* **BRIEF**: Your answer should consist of all lines in the listing that hold the word "JSON".
=-=-=
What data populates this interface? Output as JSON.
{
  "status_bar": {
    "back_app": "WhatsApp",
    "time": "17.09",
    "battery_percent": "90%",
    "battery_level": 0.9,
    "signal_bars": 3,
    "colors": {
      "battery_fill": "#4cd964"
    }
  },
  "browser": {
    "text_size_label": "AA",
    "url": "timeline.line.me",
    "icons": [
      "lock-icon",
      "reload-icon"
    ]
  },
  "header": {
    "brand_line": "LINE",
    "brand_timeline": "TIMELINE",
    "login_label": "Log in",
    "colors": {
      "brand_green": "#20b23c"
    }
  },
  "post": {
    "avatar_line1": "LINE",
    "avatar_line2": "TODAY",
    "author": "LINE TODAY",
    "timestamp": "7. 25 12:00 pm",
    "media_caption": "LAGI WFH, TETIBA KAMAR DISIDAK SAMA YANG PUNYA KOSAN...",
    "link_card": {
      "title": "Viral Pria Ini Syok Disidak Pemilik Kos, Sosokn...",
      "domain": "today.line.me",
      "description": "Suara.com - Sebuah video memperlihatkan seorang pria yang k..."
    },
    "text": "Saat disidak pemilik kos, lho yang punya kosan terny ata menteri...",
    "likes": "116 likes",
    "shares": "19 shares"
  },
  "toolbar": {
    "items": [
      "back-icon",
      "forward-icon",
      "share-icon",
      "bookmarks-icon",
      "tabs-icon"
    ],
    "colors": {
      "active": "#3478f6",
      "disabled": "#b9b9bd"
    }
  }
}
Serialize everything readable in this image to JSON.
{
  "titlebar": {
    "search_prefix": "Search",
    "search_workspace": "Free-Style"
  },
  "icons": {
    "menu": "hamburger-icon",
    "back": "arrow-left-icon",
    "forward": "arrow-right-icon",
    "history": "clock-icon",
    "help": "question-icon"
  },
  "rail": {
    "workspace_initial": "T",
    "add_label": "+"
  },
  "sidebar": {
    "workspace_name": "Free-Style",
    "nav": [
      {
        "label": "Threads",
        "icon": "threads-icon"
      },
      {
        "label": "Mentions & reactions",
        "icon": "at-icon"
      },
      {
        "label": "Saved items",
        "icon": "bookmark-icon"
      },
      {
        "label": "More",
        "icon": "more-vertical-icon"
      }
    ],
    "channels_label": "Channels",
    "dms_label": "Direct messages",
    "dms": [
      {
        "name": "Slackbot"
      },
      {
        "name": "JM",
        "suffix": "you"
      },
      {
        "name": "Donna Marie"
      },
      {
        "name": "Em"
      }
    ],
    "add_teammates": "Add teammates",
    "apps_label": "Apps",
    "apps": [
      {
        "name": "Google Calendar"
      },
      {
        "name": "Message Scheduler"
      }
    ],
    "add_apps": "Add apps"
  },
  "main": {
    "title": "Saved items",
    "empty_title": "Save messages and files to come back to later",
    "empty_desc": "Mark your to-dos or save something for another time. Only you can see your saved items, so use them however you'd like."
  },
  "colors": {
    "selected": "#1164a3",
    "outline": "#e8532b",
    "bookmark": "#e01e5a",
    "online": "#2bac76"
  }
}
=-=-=
* **YOUR RESPONSE**:
What data populates this interface? Output as JSON.
Serialize everything readable in this image to JSON.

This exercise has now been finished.